Airstrike on Yemen aid facility could be violation, says HRW
An airstrike by the Saudi-led coalition on a warehouse of the aid group Oxfam appears to have violated the laws of war, Human Rights Watch said on Thursday.
The strike occurred on 18 April at Oxfam's facility in the northern city of Sadaa, a traditional stronghold of the Houthis who are targeted by the coalition.
Under the laws of war "civilians and civilian objects may never be deliberate targets of attack," the New York-based watchdog said in a statement.
"The fact that the Oxfam warehouse should have been known to the coalition forces raises concerns that the attack was deliberate."
The coalition has not commented on the incident.
Its spokesman, Brigadier General Ahmed al-Assiri, stated repeatedly during the initial 27-day coalition air campaign that its forces were being careful to avoid civilian casualties.
On 13 April, he accused the Houthis of using civilian infrastructure, including schools, hospitals and stadiums to store military equipment.
Oxfam's Yemen country director, Grace Ommer, called the warehouse attack "an absolute outrage".
She said the British-based charity told the coalition where its offices and storage facilities were located.
"The contents of the warehouse had no military value," but contained material related to the group's provision of clean water to thousands of households in Sadaa, Ommer said in a statement.
According to the UN, millions of people have been affected by conflict in Yemen, where they are struggling to access healthcare, water, food and fuel.

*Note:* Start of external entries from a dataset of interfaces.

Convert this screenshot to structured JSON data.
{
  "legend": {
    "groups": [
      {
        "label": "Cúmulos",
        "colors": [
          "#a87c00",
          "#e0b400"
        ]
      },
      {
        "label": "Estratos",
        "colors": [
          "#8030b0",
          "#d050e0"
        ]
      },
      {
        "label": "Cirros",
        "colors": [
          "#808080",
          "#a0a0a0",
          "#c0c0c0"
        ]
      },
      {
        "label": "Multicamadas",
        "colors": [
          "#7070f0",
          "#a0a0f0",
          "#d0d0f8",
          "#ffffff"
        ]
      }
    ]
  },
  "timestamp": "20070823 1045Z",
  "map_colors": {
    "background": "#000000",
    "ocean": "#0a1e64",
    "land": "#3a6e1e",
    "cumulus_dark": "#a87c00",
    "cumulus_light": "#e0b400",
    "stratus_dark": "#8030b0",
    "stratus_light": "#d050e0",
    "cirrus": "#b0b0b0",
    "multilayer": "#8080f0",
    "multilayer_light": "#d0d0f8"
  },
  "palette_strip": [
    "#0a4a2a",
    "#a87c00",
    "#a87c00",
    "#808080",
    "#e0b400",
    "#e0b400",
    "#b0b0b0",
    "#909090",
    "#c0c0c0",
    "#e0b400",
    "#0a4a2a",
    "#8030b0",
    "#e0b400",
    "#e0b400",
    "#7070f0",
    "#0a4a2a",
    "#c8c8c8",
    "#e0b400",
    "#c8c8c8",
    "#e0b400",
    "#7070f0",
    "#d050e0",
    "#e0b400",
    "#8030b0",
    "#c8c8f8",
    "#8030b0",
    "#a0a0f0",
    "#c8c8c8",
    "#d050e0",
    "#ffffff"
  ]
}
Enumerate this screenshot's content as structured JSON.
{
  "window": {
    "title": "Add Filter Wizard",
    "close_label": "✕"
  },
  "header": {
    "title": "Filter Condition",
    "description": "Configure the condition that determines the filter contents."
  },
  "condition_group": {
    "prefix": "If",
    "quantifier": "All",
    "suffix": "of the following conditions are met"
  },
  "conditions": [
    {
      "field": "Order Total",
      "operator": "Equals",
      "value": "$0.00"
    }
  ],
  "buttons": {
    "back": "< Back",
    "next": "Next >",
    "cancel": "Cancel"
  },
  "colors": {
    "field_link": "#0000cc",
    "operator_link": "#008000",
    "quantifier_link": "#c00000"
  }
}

"The dire humanitarian situation in Yemen is made worse by attacks on relief supplies," Human Rights Watch said.
On Tuesday night, the coalition said it was ending its initial Operation Decisive Storm bombing campaign that aimed to halt the Houthi advance.
It said it was starting a new phase aiming to resume Yemen's political process, deliver aid and fight "terrorism".